Idiom: (n) an expression, word, or phrase that has a figurative meaning that is separate from the literal meaning or definition of the words of which it is made.
Air one’s dirty linen in public
To argue with your partner or family about personal or private issues in front of other people.
“I hate the way Susan and John always air their dirty linen in public!”
Dress to kill
Wearing your best clothes in the hope of impressing people.
“You must be going somewhere special - you’re really dressed to kill!”
At the drop of a hat
To do something spontaneously, without warning and apparently easily.
“She’ll stop what she’s doing and help you at the drop of a hat.”
Bet your boots
To bet everything you have; to strongly believe something will happen.
“You can bet your boots she won’t be home before dinner. When
she goes shopping she stays until the shops all close!”
Get your knickers in a twist
To become worked up, angry or stressed about something.
“Alright alright calm down! Getting your knickers in a twist won’t solve anything.”
Fit like a glove
When something fits you like a glove it suits you very well or is the perfect size.
“I tried on my father’s old coat and it fit me like a glove!”
To have something up your sleeve
To have a secret advantage or reserve plan which you have not yet revealed.
“That James Bond! You think it’s all going wrong but he’s always got some trick up his sleeve hasn’t he?”
Raining cats and dogs
If it's raining cats and dogs it's raining very heavily.
"We can't go to the park today because it's raining cats and dogs."
Ants in one's pants
People who have ants in their pants are very restless or excited about something.
"I wish he'd relax.
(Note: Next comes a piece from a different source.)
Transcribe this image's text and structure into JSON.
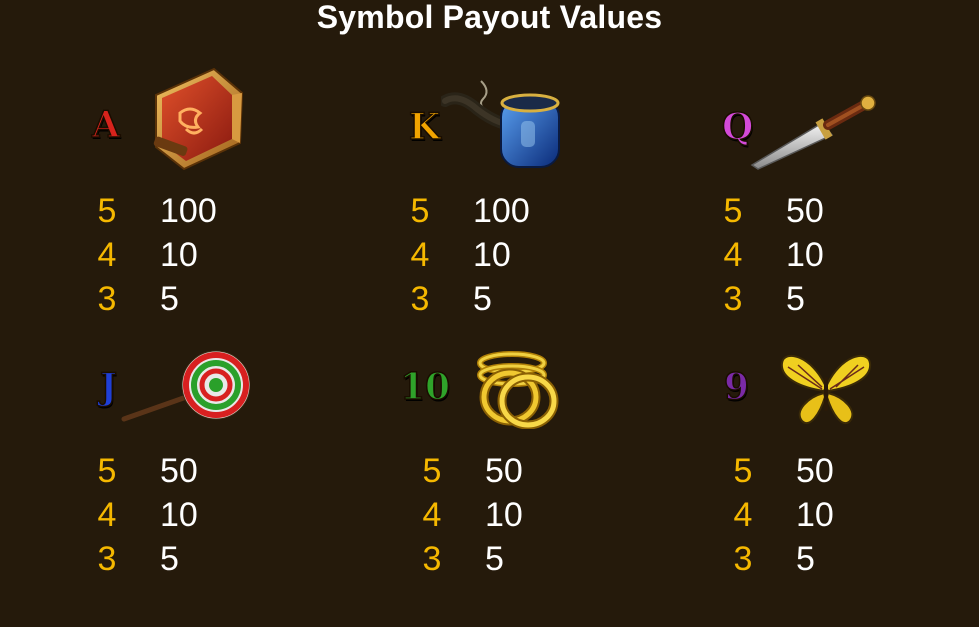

He's got ants in his pants about something today!"
Have a bee in one's bonnet
A person who has a bee in their bonnet has an idea which constantly occupies their thoughts.
"She's got a bee in her bonnet about moving to New York."
Kill two birds with one stone.
If you kill two birds with one stone, you succeed in doing two things at the same time.
"By studying on the train on the way home every week-end, Claire kills two birds with one stone."
Like a bear with a sore head
If someone is behaving like a bear with a sore head, they are very irritable and bad-tempered.
"When his team lost the match, Brad was like a bear with a sore head."
Like a bull in a china shop
If someone is behaving like a bull in a china shop they are acting without thinking and without tact, upsetting plans and people.
"I wouldn’t invite him to the party - he’s like a bull in a china shop after a glass of wine!”
Cat's whiskers (also: the cat's pyjamas or the bees’knees)
This expression refers to someone who considers themselves to be better than others in a particular area - beauty, competence, intelligence, sport, etc.
"Ever since she got a promotion, she thinks she's the cat's whiskers!"